Every year, an average British household creates over 26 million tonnes of waste. That means the average person throws away around 400 kg of waste, approximately seven times their body weight. So, where do all these rubbishes go once they leave the dustbins?
In the UK, there are four main waste management methods. A waste management process covers everything from waste or rubbish collection services, transportation and the disposal of these waste products.
Recycling is the process of converting and reusing materials that would otherwise be thrown away to be burned or buried. Not only does recycling take the pressure of the environment, but it also has a positive effect on the country’s economy.
While the concept of recycling may seem modern, the process has actually been around for thousands of years. Evidence shows that the early Romans recycled bronze coins into statues and sold these at much higher values than the original coins.
Fast forward to the 1900s, all over the UK, books were being bought at auctions for the purpose of recycling. This was caused by the rising popularity of books, which meant that the supply of paper could not keep up with the demand.
By the 1960s, recycling became commonplace when several drink companies offered a money-back on the return of their glass bottles. In 2017, the UK recycling rate was at 45.7%. This is a very impressive increase from the household recycling rate of 11% in 2000.
A vast majority of this number, however, is outsourced to countries abroad. The domestic recycling policy is geared towards encouraging every household to recycle. A big emphasis is placed on separating the waste into different recyclable materials, which is a requirement from the Household Waste Recycling Act of 2003.
Before the invention of sanitary landfills, most people living in European communities simply dumped their rubbish into the streets or outside of their city gates. Somewhere around the 1800s, people began to realise the impact of these unsanitary conditions on their health.
Many diseases, including cholera and typhus, were spreading due to the filthy environment. To combat the various health risks, the Public Health Act was introduced in 1875. The act required households to store their waste in dustbins and made government authorities responsible for the removal and disposal of these wastes.
This led to the development of modern landfill. Nowadays, landfills are the second most common disposal method used in the UK. It accounts for at least 24.4% or 52.3 million tonnes of waste disposed of.
Another waste management approach commonly used is incineration. This method involves the controlled burning of waste materials to produce energy. In the UK, the amount of waste sent for incineration has been increasing over the past few years.
In 2018 alone, incinerators burned 10.9 billion tonnes of rubbish. One of the many advantages of incinerators is that it reduces the pressure on landfill. In facts, the increase in the amount of rubbish being burned is largely the result of the EU’s Landfill Directive.
The ash produced from these incinerators is also converted to aggregates for roads and other construction projects.

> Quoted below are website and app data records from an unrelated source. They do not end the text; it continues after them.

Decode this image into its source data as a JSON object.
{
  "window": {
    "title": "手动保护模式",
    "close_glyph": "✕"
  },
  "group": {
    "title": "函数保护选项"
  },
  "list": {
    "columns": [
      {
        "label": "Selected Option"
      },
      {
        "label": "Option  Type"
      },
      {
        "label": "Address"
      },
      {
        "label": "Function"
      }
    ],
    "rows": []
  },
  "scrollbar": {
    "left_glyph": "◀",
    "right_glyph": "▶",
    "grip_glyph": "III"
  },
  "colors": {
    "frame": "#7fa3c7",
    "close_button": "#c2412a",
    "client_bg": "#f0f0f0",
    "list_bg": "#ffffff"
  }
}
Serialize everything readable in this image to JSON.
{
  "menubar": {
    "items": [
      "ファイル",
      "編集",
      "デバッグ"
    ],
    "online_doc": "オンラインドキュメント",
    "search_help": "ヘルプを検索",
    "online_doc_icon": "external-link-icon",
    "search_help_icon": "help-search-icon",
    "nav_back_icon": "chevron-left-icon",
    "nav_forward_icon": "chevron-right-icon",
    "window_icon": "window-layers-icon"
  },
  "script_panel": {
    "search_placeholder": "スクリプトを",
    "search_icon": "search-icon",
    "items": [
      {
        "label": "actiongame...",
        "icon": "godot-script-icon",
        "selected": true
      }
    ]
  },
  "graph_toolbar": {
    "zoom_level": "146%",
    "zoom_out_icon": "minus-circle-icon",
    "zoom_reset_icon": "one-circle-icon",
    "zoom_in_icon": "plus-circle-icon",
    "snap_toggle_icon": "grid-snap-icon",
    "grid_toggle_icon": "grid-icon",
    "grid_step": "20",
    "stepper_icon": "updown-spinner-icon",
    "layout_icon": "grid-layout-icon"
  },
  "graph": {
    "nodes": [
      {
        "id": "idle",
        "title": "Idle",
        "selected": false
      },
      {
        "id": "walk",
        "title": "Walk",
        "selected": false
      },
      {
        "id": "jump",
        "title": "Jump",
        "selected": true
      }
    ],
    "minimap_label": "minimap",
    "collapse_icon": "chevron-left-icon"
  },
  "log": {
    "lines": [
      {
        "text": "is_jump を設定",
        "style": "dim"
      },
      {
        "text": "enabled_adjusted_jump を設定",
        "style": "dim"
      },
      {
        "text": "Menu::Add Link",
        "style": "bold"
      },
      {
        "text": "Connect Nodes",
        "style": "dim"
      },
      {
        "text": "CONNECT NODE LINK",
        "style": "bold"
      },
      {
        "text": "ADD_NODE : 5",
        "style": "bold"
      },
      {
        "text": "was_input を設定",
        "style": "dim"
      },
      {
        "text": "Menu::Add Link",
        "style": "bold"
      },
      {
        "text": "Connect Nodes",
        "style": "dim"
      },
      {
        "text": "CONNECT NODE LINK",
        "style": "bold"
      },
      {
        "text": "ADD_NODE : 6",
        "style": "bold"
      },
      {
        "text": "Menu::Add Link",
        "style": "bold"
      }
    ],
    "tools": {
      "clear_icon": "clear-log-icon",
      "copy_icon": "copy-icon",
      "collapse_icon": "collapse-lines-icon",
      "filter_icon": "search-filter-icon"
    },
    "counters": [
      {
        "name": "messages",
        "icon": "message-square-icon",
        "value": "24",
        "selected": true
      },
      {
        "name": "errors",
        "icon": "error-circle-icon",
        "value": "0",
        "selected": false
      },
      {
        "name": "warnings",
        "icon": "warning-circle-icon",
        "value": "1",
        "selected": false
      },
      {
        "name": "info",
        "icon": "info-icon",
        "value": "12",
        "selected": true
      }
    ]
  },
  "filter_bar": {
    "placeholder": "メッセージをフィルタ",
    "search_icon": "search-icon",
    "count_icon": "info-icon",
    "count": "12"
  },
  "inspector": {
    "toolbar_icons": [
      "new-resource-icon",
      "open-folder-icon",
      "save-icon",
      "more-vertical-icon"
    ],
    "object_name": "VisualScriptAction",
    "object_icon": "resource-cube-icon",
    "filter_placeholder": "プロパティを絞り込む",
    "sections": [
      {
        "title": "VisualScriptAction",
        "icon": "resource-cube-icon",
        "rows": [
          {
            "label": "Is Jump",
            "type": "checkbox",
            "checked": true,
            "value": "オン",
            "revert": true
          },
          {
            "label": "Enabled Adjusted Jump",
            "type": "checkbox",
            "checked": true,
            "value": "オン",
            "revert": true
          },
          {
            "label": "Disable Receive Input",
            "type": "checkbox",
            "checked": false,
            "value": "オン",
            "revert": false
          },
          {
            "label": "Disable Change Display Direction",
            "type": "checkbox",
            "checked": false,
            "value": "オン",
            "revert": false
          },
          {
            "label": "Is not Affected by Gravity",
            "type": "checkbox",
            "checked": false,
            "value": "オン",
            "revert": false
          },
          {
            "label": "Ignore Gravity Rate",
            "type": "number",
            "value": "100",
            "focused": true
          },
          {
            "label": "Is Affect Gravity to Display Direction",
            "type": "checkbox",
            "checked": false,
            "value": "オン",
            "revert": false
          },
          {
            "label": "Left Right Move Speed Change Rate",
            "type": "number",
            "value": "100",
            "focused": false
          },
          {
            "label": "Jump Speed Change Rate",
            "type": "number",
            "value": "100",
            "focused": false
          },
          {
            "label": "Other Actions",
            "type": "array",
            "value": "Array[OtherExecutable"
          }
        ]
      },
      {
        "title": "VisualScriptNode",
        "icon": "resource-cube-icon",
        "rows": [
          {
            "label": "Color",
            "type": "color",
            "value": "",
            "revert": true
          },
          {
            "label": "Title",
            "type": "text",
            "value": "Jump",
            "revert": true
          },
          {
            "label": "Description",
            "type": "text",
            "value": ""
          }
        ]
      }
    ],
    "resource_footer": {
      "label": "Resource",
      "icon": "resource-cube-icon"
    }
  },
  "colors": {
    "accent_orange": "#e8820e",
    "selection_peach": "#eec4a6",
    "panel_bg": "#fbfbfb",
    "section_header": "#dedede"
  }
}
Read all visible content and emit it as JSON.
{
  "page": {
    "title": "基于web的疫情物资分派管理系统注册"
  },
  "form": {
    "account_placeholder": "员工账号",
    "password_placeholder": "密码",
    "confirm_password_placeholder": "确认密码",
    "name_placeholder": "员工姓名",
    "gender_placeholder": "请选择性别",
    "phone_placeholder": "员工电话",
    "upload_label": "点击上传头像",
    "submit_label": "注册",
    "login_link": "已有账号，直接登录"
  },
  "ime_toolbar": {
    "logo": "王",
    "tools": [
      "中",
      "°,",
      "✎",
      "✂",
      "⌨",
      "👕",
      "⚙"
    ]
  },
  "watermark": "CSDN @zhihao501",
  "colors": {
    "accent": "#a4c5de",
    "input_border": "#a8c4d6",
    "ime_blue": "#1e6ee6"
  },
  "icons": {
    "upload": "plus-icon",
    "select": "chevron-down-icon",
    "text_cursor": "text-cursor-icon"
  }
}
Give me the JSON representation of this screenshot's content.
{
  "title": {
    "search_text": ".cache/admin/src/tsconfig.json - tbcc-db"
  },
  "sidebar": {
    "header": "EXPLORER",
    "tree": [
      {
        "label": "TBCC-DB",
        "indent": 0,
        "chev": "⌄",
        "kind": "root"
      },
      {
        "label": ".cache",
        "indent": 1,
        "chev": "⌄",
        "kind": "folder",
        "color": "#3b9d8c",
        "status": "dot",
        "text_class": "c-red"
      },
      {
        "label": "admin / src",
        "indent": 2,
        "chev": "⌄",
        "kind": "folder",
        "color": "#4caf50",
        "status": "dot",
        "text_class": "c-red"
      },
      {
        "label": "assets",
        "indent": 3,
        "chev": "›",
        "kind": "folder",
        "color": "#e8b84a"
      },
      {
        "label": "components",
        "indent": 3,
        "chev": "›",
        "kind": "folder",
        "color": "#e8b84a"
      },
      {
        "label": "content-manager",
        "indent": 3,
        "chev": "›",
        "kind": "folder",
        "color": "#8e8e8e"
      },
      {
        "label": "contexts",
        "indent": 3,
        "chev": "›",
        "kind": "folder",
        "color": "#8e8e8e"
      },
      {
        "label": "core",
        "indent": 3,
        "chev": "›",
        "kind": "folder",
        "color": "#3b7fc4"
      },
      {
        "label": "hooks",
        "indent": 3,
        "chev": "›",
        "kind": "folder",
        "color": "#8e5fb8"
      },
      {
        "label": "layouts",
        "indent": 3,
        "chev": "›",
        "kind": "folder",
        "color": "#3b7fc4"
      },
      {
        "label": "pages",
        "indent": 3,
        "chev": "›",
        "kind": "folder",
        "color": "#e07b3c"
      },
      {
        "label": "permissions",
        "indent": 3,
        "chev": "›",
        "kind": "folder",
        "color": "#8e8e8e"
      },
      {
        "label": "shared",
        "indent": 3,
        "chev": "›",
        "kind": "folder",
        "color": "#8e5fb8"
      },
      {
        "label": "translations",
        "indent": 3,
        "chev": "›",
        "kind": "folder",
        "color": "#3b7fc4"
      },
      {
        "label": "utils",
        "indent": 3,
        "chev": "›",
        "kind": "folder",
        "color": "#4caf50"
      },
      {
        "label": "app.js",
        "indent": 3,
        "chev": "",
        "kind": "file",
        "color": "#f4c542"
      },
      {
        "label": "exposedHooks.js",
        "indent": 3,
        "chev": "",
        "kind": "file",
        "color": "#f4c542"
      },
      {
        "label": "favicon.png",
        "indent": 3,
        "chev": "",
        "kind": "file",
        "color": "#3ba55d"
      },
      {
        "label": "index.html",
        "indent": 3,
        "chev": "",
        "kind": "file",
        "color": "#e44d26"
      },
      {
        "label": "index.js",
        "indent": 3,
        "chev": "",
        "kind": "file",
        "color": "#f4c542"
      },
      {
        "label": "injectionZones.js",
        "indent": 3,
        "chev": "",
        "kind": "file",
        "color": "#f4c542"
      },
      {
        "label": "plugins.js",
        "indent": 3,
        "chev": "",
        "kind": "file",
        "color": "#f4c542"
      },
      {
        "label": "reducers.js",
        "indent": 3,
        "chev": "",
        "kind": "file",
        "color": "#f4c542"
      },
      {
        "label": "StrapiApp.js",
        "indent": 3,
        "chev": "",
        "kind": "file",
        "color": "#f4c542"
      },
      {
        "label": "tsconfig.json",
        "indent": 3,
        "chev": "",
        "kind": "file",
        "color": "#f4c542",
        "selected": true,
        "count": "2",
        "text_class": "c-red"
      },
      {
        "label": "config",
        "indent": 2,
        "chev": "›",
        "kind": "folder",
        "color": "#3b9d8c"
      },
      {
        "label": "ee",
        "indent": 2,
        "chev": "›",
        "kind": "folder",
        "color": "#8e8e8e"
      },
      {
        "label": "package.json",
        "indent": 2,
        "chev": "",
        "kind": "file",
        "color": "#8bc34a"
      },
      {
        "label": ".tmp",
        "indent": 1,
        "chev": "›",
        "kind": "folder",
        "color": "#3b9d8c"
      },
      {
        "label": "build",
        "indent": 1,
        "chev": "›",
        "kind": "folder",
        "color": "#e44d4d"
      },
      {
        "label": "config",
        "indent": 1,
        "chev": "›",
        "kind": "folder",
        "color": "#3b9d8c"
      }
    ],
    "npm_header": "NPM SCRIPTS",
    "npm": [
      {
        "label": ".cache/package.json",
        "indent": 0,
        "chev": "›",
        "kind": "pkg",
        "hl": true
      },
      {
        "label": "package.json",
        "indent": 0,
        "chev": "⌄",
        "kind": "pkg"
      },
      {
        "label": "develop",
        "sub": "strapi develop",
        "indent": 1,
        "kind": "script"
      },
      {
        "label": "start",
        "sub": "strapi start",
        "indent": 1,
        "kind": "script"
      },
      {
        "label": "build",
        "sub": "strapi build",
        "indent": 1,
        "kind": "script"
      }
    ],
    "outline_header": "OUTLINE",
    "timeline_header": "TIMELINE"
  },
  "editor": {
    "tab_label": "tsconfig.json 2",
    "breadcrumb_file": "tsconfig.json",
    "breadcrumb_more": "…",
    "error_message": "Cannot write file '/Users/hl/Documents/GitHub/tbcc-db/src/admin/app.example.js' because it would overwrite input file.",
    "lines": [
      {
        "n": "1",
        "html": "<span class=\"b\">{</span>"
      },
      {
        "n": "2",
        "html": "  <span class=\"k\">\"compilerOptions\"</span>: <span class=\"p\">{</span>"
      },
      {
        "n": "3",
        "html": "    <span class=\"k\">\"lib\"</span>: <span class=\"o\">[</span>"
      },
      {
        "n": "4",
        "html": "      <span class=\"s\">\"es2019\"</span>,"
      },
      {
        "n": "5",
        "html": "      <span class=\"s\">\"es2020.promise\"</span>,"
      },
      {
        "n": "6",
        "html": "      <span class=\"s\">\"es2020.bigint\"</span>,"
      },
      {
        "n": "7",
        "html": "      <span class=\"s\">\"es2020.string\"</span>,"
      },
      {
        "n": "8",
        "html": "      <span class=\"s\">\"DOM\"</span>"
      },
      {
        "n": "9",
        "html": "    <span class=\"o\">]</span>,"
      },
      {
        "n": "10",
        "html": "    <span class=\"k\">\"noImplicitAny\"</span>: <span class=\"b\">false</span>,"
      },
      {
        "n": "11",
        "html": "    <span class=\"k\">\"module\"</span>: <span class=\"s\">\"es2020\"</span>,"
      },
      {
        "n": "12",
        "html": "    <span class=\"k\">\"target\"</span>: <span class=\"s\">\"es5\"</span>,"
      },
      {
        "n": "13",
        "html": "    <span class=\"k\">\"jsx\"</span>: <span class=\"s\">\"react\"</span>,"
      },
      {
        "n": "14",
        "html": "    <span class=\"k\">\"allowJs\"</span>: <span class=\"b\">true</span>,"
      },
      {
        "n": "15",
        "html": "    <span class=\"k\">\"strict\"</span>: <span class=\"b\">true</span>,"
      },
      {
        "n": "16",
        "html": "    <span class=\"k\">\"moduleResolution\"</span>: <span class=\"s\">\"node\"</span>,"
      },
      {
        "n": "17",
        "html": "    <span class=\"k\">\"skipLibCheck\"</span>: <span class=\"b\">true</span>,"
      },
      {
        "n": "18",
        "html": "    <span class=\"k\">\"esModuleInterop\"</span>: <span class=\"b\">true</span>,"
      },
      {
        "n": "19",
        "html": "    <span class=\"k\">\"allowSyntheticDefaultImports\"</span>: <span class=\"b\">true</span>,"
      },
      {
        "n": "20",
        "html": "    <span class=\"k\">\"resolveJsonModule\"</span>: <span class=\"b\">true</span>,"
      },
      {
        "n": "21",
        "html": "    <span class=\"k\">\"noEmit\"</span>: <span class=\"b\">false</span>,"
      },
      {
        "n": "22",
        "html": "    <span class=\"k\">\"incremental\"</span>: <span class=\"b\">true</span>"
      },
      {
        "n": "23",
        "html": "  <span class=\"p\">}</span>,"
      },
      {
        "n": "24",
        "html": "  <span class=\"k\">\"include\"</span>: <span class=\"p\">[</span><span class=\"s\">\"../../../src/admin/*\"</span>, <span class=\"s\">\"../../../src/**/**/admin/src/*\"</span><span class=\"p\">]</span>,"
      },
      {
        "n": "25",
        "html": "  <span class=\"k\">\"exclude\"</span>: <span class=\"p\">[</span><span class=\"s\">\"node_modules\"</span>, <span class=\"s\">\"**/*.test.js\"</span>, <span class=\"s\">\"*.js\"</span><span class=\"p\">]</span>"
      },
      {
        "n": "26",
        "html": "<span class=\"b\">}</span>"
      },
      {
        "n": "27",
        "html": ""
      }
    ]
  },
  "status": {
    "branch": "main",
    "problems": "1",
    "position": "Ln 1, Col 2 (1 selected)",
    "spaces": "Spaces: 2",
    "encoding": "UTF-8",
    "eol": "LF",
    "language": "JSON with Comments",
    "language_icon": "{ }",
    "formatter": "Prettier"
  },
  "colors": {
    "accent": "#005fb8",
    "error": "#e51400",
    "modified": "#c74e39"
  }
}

While it is tempting to think that all waste just magically vanishes into thin air, it is interesting to know where all of that rubbish actually disappears to at the end of each week. From recycling to landfills to incinerators, understand how each of the waste management approaches works as well as their pros and cons.